It took me around 2 years when I first turned pro to turn that 1st tee feeling of anxiety into one that I enjoyed. After two years I had good evidence to suggest I actually played well when I felt this anxious~excited-ness.
How to start building your confidence and self-efficacy
Let us now look at how you can start building your confidence. To begin with we will aim to build your self-efficacy in the area(s) you picked above. It is a small start, but over a few weeks these small gains will start to feed through into your overall confidence as a golfer.
Practice performance accomplishments
Pick a game that you can play in practice. The skills game should be:
- Focused on the area you wish to improve.
- Measurable (have a score)
- Repeatable (bar weather conditions, it should stay the same each week).
- Scaleable (you should be able to make it more difficult when you complete a challenge).

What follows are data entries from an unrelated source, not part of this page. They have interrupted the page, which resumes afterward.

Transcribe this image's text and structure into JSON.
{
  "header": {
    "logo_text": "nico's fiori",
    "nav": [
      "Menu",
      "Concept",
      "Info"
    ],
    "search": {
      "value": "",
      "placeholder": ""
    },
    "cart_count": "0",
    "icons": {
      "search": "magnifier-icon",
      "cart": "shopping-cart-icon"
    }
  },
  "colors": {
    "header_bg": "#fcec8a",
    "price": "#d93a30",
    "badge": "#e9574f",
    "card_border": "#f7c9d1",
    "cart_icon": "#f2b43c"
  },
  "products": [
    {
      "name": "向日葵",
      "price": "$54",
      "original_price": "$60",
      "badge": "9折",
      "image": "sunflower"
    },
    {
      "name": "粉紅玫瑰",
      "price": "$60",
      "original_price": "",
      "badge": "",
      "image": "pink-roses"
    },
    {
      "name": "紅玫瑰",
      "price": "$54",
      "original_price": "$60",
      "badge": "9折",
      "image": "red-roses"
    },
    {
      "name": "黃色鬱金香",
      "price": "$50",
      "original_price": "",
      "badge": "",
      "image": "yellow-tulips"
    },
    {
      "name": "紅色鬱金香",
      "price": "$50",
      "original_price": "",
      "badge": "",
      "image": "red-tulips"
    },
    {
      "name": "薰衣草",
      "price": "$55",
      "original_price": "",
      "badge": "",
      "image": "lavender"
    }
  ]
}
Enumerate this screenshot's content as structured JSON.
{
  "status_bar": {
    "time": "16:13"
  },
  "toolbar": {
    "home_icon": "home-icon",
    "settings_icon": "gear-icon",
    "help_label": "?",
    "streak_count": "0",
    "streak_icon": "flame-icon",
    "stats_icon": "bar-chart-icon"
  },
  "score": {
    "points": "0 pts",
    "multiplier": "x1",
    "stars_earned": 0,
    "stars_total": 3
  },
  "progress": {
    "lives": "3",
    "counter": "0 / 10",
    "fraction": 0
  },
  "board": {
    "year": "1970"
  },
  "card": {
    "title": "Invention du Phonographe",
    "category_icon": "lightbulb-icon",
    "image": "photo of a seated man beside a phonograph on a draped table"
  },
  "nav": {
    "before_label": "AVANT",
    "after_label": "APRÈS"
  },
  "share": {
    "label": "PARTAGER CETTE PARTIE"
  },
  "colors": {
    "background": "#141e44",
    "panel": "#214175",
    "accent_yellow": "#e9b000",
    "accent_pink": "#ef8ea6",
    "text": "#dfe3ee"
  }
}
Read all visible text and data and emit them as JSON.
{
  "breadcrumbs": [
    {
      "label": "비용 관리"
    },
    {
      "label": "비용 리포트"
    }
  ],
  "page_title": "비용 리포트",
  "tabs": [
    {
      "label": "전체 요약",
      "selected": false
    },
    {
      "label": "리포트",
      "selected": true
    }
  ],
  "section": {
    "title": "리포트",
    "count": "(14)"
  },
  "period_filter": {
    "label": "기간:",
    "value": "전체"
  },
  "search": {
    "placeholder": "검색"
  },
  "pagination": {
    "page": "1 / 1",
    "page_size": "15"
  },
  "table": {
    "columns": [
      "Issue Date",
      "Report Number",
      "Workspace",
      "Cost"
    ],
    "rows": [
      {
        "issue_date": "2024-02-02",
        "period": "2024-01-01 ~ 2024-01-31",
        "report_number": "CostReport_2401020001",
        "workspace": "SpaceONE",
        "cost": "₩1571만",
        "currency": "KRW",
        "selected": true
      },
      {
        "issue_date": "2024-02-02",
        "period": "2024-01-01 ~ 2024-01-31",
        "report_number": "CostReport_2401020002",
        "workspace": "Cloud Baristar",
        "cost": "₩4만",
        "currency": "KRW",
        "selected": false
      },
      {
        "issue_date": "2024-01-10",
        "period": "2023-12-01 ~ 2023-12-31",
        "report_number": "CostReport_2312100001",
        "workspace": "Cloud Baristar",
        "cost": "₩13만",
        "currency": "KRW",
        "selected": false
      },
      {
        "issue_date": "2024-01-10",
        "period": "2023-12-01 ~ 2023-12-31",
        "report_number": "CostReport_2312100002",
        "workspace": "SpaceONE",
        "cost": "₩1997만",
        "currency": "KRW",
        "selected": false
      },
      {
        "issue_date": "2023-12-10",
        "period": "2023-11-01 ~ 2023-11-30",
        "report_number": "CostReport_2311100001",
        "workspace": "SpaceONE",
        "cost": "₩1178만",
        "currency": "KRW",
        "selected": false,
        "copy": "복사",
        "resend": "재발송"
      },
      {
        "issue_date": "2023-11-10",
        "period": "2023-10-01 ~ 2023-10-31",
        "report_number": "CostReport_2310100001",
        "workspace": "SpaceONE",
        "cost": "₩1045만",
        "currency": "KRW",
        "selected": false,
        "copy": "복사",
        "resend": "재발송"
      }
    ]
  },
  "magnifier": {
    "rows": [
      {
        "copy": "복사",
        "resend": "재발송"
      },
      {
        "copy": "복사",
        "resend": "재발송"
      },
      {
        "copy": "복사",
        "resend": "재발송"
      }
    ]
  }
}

Once you’ve chosen your game, each week make an effort to play it and record your score. It helps to reflect and think how you could score higher next time. For example; are your shots all missing one side, or long/short of your target.
This is a simple, possibly boring process, but the reason I’m giving it to you is that it actually works. Choose one skills game for each area and document your progress. That is your one task to begin this epic journey.
Below is my own personal example.
Building confidence & self-efficacy – Applied example
10 weeks ago I realised my wedge game was poor. It was an area I had been struggling with for a while and I considered myself low in self-efficacy. I didn’t dread wedge shots, but my focus was equally distributed between worrying about hitting a push or hook, as it was on trying to hit my target.
I decided to play a mini version (40 balls) of Flag-stick challenge once a week (when I wasn’t writing 2,000 word golf psych articles). Read below and check out the video to learn more about this simple game.
Golf Insider skills game: Flag-stick challenge is a great game for short irons and wedges. Pick 3 targets between 60 – 130 yards. You have 20 shots at each target. You receive 1 point for each shot that finishes within a flagstick length of the hole, no points if they finish outside this distance (yep – it’s tough!).
I tracked my score and reflected each week using my snazzy performance diary (plug). I then transferred the scores each month to the practice stats sheet you see below (grab your free golf practice download here).
You can see the first few weeks I sucked. I didn’t enjoy playing it much, but each week I took note of where I was missing the target and did my best to improve.
When I got onto the golf course I did my best to remember the few great shots I had hit in practice. Albeit few and far between these were my performance accomplishments.
Six weeks in and things started to click. I had a good practice session then proceeded to hole out from 128 yards in a match. You can see that since then my practice performance has continued to pick up.
Now I have far more pieces of data to draw on to support the fact I am actually getting better. I’m not epic just yet, but I plan to play this game 3 times a month for the entire winter.
If I manage to do so I can’t wait to see how much self-efficacy and performance grows into 2019.
Golf psychology conclusion (for now)
In this first instalment we’ve outlined a few key areas of golf psychology and you have some tools to start growing your confidence.
I’m a geeky nerd. My aim was to show you how you can take something important but ‘fluffy’ like confidence and make it tangible and data-driven.
I alway appreciate your comments and feedback. Share this article with a golfing friend and sign up to the Golf Insider weekly post if you don’t want to miss the next instalment in the coming weeks.
Happy golfing – Will @ Golf Insider